Note 1: (Such a forward young lady) It is apparent throughout the play that Amelia and Anhalt share a mutual affection, but as he is of a lower social sphere than the daughter of a baron, he is not willing to declare his love to her. Amelia shows herself to be a forward young lady when she takes the bull by the horns and declares her love for him.
Note 2: (show/shew) Here is another inconsistency in spelling. Earlier in the chapter, Miss Austen used "shew", but here uses the more modern "show".
Note 3: (Stoke) This is probably Stoke-upon-Trent, which is now part of Stoke-on-Trent. Fron the Encyclopeadia Britannica (link):
City and district, county of Staffordshire, England, consisting of the industrial ceramic-producing area known as The Potteries. Ceramics is the chief industry, although coal mining, iron and steel, and rubber are also important.
Stoke-on-Trent was formed in 1910, subsuming the former towns of Burslem, Fenton, Hanley, Longton, Stoke-upon-Trent, and Tunstall. It became a city in 1925. The British Ceramic Research Association's laboratories were opened in 1951, and Staffordshire University (founded 1970) has programs in ceramic technology. Keele University was established in 1949.

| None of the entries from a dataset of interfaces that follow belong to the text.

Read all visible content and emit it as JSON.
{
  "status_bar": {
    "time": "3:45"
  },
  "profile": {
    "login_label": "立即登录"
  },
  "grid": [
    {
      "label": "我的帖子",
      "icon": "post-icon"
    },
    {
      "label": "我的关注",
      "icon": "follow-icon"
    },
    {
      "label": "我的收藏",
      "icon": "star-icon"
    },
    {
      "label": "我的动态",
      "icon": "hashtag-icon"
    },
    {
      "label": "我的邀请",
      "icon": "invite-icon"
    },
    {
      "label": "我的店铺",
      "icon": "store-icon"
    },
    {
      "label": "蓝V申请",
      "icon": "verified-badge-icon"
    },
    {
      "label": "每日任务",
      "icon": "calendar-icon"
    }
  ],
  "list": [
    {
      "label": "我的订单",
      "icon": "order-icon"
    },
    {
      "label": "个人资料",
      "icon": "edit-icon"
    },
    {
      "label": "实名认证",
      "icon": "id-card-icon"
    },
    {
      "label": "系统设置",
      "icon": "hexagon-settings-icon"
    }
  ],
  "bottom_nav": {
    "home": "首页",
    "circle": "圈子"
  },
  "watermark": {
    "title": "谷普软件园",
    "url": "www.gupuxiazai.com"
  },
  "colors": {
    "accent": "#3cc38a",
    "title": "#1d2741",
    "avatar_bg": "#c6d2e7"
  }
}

Josiah Wedgwood, the great English potter of the 18th century, lived and worked in Stoke-upon-Trent for a time. The novelist Arnold Bennett, born in Hanley, used the area of the "Five Towns" as the setting for many of his works in the early 20th century. Area 36 square miles (93 square km). Pop. (1992 est.) 252,900.